Ennahda’s Ghannouchi to stand for national elections in Tunisia

Tunisian leader Rached Ghannouchi will stand in the next parliamentary elections, which is expected to be held in October. (Reuters/File)
Updated 21 July 2019

Ennahda’s Ghannouchi to stand for national elections in Tunisia

  • The 78-year-old veteran remains a dominant figure in Tunisian politics
  • Ghannouchi’s candidacy for a parliamentary seat reinforces expectations

TUNIS: Rached Ghannouchi, the influential leader of Tunisia’s moderate Ennahda Party, will stand in the next parliamentary elections in October, a move widely seen as an attempt to seek a leadership position in the country.

Exiled in London for about two decades during the time of former President Zine El-Abidine Ben Ali, Ghannouchi has been a major force since Tunisia’s 2011 revolution, but he has never run for any official position. 

The 78-year-old remains a dominant figure who critics say effectively controls the country in tandem with the secular-minded President Beji Caid Essebsi, 92, often dubbed the “two sheikhs” in reference to their age. 

“The decision to present Ghannouchi at the top of the party’s electoral list in Tunis1, is to have leaders of parties play a more important role at this crucial stage in the history of the democratic transition in Tunisia,” Ennahda Party official Imed Khmiri told Reuters. 

Ghannouchi’s candidacy for a parliamentary seat reinforces expectations that he is seeking to play a bigger role, possibly as prime minister or speaker of Parliament, if his party wins the election. 

Parliamentary elections are expected to be held on Oct. 6 with a presidential vote following on Nov. 17. They will be the third set of polls in which Tunisians can vote freely following the 2011 revolution. 

The parliamentary race is expected to be fought closely by the Ennahda Party, the secular Tahya Tounes Party of Prime Minister Youssef Chahed, the Nidaa Tounes Party led by Hafedh Caid Essebsi, the president’s son, and the Courant Democrate party. 

Tunisia has been hailed as the only democratic success of the Arab Spring uprisings, with a new constitution, free elections and a coalition government with secular and moderate leaders in a region otherwise struggling with upheaval. 

But political progress has not been matched by economic advances.

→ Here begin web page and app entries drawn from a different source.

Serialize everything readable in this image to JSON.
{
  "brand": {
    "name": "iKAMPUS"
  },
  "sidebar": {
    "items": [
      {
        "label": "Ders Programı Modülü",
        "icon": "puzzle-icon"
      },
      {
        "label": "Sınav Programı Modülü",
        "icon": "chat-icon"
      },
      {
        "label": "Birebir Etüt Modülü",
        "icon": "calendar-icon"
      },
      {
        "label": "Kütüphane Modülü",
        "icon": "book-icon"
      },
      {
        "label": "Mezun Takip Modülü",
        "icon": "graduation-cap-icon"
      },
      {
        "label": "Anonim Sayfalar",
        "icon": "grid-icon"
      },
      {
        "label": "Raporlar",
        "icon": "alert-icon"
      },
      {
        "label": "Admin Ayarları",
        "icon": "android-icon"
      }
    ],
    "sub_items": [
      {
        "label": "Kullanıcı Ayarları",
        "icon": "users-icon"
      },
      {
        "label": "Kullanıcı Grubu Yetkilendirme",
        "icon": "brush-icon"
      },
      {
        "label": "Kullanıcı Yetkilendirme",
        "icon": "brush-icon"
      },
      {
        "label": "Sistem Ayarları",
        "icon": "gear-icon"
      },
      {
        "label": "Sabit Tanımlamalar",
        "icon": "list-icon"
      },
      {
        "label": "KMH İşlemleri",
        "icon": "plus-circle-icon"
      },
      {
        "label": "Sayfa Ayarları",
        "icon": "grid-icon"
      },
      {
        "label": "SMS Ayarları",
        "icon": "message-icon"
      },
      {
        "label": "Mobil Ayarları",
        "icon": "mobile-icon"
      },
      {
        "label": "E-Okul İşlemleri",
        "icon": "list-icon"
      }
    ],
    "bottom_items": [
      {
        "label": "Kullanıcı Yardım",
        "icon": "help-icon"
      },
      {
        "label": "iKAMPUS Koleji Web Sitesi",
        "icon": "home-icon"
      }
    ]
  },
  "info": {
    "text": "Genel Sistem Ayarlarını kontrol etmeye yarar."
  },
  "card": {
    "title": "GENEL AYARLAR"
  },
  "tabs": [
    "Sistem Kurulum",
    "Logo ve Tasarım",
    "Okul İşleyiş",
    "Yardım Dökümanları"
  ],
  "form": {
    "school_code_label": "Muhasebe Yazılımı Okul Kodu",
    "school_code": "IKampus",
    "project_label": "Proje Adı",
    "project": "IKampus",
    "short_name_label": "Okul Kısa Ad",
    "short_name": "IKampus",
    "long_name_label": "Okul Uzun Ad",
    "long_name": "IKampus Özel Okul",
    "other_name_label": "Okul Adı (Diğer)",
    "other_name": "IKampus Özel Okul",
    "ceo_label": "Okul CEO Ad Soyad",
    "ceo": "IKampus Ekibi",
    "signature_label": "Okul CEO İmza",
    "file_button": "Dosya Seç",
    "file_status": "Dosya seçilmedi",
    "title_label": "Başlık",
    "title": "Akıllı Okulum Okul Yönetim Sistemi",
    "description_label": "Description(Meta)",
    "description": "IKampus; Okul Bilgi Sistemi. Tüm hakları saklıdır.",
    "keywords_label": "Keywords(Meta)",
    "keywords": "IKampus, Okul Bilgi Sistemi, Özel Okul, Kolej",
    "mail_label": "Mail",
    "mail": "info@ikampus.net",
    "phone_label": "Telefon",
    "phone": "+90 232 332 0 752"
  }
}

Unemployment stands at about 15 percent, up from 12 percent in 2010, due to weak growth and low investment.


Saudi Arabia, UAE form joint panel to enforce Yemen cease-fire

Updated 51 min 31 sec ago

Saudi Arabia, UAE form joint panel to enforce Yemen cease-fire

  • The panel will ensure all the ceasefire procedures are followed
  • Saudi Arabia and UAE will continue their support for the Arab coalition

JEDDAH: Saudi Arabia and the UAE have formed a joint panel to support the cease-fire between Yemen’s government and southern separatist forces in Shabwah and Abyan, Saudi state news agency SPA reported on Monday.

The panel will ensure the implementation of the cease-fire, Arab coalition spokesman Col. Turki Al-Maliki said.

The two states issued a joint statement by the foreign ministries, urging the sides to honor the cease-fire and return the civilian headquarters in Aden of the legitimate government.

The governments of Saudi Arabia and the UAE confirmed they will continue their support, politically, militarily and through relief support to the Arab coalition in Yemen, the statement added.

The separatist forces of the so-called Southern Transitional Council (STC) declared last month they were breaking away from the UN-recognized legitimate government of Yemeni President Abed Rabbo Mansour Hadi, based in the southern city of Aden.

Their forces seized governmental structures and military camps in Aden, Shabwa and Abyan. Last week, they partially withdrew from strategic areas in Aden under pressure from Saudi Arabia and the UAE.

STC still retain control of military sites in the province.